Moreover, utopian Sonny is not that hopeful when he stands on the hill by a bridge in his dream, gazing down his comrades heading into the container. What can other NS-5 robots expect him to do, who dreamed of detective Spooner as a their Messiah? Can’t Sonny himself become an independent being? Can’t he really become someone who can deliever an address, “I Have a Dream?” In the world of “I, Robot” Sonny as well as V.I.K.I. cannot become an independent being without human beings. His ontological questions cannot be answered before making an argument of people’s existence. He is just created and sent to Chicago in order to kill V.I.K.I. and fight for the humanity. The plot is somewhat similar to Blade Runner and Terminator. But from the spiritless robots and their absolute subordination to human beings, what can I expect for the future?

Mr. Smith Goes to Alabama in 2035. Detective Spooner is a paranoiac robophobia. He is filled with the awful contempt and the spiteful prejudice against the robot. He doesn’t trust the robot. He doesn’t even try to understand the robot, even though he is partially a robot. He denies admitting that he has transplanted silver platter in his body, through his hate of a robot. On the other hand, other african american excessively cling to have a robot. Let’s rewind “I, Robot” for a minute. It is an african american woman who sends a robot on an errand to bring an inhaler. It is an african american granny who hopes to win a robot of her own in the lottery. It is also an african american kid who hugs a robot. I believe that she accept it as her electric nanny.
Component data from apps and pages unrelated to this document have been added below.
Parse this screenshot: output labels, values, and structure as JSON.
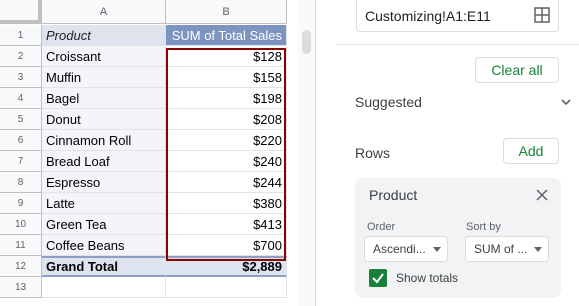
{
  "sheet": {
    "columns": [
      "A",
      "B"
    ],
    "row_numbers": [
      "1",
      "2",
      "3",
      "4",
      "5",
      "6",
      "7",
      "8",
      "9",
      "10",
      "11",
      "12",
      "13"
    ],
    "header": {
      "product": "Product",
      "sales": "SUM of Total Sales"
    },
    "rows": [
      {
        "product": "Croissant",
        "sales": "$128"
      },
      {
        "product": "Muffin",
        "sales": "$158"
      },
      {
        "product": "Bagel",
        "sales": "$198"
      },
      {
        "product": "Donut",
        "sales": "$208"
      },
      {
        "product": "Cinnamon Roll",
        "sales": "$220"
      },
      {
        "product": "Bread Loaf",
        "sales": "$240"
      },
      {
        "product": "Espresso",
        "sales": "$244"
      },
      {
        "product": "Latte",
        "sales": "$380"
      },
      {
        "product": "Green Tea",
        "sales": "$413"
      },
      {
        "product": "Coffee Beans",
        "sales": "$700"
      }
    ],
    "total": {
      "label": "Grand Total",
      "value": "$2,889"
    }
  },
  "pivot_editor": {
    "range": "Customizing!A1:E11",
    "clear_all": "Clear all",
    "suggested": "Suggested",
    "rows_label": "Rows",
    "add": "Add",
    "row_card": {
      "title": "Product",
      "order_label": "Order",
      "order_value": "Ascendi...",
      "sort_by_label": "Sort by",
      "sort_by_value": "SUM of ...",
      "show_totals": "Show totals",
      "show_totals_checked": true
    }
  },
  "colors": {
    "accent_green": "#188038",
    "header_blue": "#7d94c0",
    "selection_border": "#8b0000"
  }
}
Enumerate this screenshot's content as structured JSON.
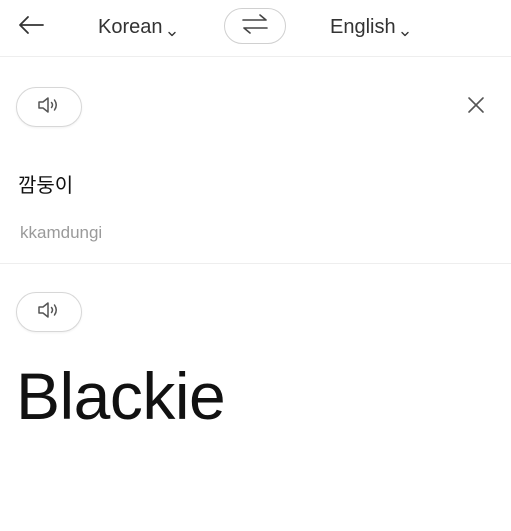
{
  "header": {
    "source_language": "Korean",
    "target_language": "English",
    "icons": {
      "back": "arrow-left-icon",
      "swap": "swap-arrows-icon",
      "chevron": "chevron-down-icon"
    }
  },
  "source": {
    "text": "깜둥이",
    "romanization": "kkamdungi",
    "icons": {
      "speaker": "speaker-icon",
      "close": "close-icon"
    }
  },
  "target": {
    "text": "Blackie",
    "icons": {
      "speaker": "speaker-icon"
    }
  },
  "colors": {
    "text": "#111111",
    "muted": "#9a9a9a",
    "border": "#d7d7d7",
    "divider": "#eeeeee",
    "background": "#ffffff"
  }
}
What is wrong with Proyas? It can be obviously disclosed that “I, Robot” is a metaphor of black people’s history in the United States, if NS-4 or NS-5 are treated as the life with the humanity, not as a mere machine. For this reason, “I, Robot” of Proyas is the exactly biased misinterpretation of American history of slavery and its nostalgia in their own good old days when (black) people were killed by other (white) people. Offensively he even tries to endow this sci-fi neo-slavery with its justification, exploiting ignorant black people; They tenaciously covet a robot, consigning their oppressed history in oblivion. Or they desperately detest a robot, not liberating robots but leading to self-destruction. Proyas’ dystopia shown in “I, Robot” is a lot worse than his previous movies, The Crow and Dark City. What does he want people to expect for their future?
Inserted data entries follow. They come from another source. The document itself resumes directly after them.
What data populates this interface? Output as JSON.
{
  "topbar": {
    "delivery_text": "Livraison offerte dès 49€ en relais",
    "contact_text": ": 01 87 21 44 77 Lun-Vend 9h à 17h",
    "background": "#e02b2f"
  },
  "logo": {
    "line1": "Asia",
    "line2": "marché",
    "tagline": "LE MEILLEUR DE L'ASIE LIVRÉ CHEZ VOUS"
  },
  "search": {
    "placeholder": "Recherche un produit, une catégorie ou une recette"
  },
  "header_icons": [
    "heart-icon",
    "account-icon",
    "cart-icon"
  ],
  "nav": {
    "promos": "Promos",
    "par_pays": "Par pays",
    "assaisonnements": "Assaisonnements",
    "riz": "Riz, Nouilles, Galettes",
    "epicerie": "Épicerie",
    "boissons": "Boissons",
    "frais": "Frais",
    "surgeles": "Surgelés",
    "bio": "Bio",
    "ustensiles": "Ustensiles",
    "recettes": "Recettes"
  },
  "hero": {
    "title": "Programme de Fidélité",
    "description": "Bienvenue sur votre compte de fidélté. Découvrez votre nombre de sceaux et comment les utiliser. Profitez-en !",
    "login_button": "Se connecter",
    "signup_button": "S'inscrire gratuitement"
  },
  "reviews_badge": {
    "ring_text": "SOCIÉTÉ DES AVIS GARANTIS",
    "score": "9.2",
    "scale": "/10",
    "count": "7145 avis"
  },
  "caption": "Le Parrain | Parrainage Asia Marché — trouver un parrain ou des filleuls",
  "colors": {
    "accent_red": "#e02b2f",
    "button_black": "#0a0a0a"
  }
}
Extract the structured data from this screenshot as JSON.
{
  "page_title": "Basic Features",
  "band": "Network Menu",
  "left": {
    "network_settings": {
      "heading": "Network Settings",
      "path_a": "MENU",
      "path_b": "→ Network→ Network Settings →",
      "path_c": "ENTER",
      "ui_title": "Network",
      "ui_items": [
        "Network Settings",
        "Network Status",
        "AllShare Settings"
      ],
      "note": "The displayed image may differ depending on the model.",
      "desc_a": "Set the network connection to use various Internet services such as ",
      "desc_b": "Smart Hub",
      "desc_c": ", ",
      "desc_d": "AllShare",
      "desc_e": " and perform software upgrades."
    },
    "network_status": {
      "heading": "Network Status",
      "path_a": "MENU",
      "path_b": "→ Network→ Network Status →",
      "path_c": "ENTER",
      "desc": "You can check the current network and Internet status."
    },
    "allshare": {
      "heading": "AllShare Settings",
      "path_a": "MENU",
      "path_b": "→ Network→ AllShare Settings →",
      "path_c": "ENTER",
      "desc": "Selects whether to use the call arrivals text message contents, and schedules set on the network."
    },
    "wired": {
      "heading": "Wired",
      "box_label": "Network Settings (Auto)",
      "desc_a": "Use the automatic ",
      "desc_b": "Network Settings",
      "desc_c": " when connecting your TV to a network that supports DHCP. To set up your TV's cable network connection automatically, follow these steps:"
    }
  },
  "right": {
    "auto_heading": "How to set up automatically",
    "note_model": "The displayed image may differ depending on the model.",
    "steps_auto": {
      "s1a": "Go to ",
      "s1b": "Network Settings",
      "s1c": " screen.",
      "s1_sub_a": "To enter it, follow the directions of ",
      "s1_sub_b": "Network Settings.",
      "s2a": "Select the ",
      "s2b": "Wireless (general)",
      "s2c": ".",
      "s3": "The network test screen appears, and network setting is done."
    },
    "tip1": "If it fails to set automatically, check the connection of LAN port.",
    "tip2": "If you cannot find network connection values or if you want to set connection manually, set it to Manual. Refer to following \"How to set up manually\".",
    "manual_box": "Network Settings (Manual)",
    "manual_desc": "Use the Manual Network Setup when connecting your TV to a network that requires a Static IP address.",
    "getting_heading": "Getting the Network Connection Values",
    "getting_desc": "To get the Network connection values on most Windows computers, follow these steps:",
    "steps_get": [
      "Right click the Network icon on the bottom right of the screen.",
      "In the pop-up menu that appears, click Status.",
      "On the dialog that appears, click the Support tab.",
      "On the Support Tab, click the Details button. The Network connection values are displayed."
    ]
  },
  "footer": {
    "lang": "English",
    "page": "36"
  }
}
Read the Asimov’s! “I, Robot” of Proyas has nothing in common with that of Asimov, except for the title and the three laws. Even though it provokes me to think critically, it is the smartest dumb (not the dumbest smart) I’ve ever seen. You can watch it. But you must read the book. The purpose of this film is to motivate people to read Asimov’s books. His books can at least emancipate robots as well as people from the ideological control of the material civilization, which is dominated by Audi, JVC, Converse, FedEx, and 20th Century Fox.

Leave a reply